On Sun, 2003-02-16 at 01:37, Ryan Pavlik wrote:

> IIRC, in K&R C (and ANSI too), () makes a default int parameter.  This
> also happens to be the result of no prototype

Actually, no.  K&R C will just pass whatever data you give it to the
function without regard of the type of the arguments.  Indeed, there was
no way to declare the argument types of an external functions in K&R C. 
That's why you can't pass float arguments to functions.  Even if you
declared an argument to take a float rather than a double, C would
silently promote all float arguments to doubles at both the calling site
and the function definition.

In ANSI C, a function without a prototype is automatically given a
"Miranda"[0] prototype that matches the arguments of its first use. 
Usages after the first use will use the miranda prototype.

That's one of the changes that C++ introduced to the C language for more
type safety ... required prototypes for all functions.

-- 
-- Jim Weirich     jweirich / one.net    http://w3.one.net/~jweirich
---------------------------------------------------------------------
"Beware of bugs in the above code; I have only proved it correct, 
not tried it." -- Donald Knuth (in a memo to Peter van Emde Boas)

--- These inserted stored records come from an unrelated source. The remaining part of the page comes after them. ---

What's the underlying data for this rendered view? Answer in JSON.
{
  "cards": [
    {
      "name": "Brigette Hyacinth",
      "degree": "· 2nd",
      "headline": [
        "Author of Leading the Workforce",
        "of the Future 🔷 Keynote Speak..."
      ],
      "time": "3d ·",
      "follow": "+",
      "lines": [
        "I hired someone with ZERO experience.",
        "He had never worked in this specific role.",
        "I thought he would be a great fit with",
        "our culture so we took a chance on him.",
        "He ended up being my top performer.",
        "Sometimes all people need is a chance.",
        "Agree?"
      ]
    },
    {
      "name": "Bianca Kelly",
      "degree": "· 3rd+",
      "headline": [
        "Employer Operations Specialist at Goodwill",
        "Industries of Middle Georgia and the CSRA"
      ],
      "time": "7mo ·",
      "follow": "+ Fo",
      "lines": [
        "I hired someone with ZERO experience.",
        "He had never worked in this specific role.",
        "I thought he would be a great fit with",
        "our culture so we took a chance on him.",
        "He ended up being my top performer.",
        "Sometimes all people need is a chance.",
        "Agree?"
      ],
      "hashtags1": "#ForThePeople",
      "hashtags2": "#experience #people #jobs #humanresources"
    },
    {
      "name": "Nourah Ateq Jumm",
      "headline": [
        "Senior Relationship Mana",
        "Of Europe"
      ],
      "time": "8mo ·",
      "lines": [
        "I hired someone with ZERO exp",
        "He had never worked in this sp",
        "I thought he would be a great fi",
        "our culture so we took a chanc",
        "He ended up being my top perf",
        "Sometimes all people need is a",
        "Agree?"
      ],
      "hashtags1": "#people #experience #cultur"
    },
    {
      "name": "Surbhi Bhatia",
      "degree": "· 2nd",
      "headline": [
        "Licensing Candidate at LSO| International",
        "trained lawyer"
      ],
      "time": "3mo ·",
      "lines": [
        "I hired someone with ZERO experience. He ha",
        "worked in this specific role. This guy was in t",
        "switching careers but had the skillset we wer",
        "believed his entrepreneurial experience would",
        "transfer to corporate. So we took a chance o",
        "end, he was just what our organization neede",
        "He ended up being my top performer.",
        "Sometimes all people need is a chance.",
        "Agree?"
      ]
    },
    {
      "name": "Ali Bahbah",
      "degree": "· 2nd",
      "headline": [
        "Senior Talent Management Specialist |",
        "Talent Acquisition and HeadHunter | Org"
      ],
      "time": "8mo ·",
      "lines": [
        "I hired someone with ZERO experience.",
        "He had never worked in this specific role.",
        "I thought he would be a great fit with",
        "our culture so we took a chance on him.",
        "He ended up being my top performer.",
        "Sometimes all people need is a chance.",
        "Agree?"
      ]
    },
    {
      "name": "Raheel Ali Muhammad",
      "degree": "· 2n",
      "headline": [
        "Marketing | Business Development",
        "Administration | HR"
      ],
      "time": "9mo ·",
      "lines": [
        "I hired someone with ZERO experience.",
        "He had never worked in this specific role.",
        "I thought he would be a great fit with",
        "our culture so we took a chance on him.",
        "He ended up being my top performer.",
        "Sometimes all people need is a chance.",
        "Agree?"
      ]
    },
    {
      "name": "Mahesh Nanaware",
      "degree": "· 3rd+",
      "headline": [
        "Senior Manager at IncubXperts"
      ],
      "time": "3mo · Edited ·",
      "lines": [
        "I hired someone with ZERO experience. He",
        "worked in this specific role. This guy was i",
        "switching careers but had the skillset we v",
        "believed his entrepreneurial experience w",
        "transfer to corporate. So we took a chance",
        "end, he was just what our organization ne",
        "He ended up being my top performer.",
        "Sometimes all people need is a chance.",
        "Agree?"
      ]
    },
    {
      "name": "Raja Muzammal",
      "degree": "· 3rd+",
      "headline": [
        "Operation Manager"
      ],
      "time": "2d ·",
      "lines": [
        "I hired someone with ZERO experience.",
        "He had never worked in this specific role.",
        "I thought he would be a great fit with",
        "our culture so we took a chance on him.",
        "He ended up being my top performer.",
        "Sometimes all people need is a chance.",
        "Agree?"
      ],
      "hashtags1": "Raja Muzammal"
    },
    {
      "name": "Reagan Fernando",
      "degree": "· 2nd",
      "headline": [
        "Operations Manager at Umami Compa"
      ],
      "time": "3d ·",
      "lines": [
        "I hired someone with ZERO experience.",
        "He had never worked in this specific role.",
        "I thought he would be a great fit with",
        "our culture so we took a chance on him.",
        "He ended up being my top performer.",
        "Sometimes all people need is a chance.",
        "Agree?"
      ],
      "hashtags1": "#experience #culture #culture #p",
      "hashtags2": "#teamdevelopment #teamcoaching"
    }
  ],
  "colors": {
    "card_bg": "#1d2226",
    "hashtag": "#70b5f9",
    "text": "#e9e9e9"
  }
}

[0] Miranda Prototypes.   So named for the US miranda rights read to
criminals upon arrest ... paraphrased in part "... if you do not have an
attorney, one will be appointed to you ...".   Substitute "prototype"
for "attorney".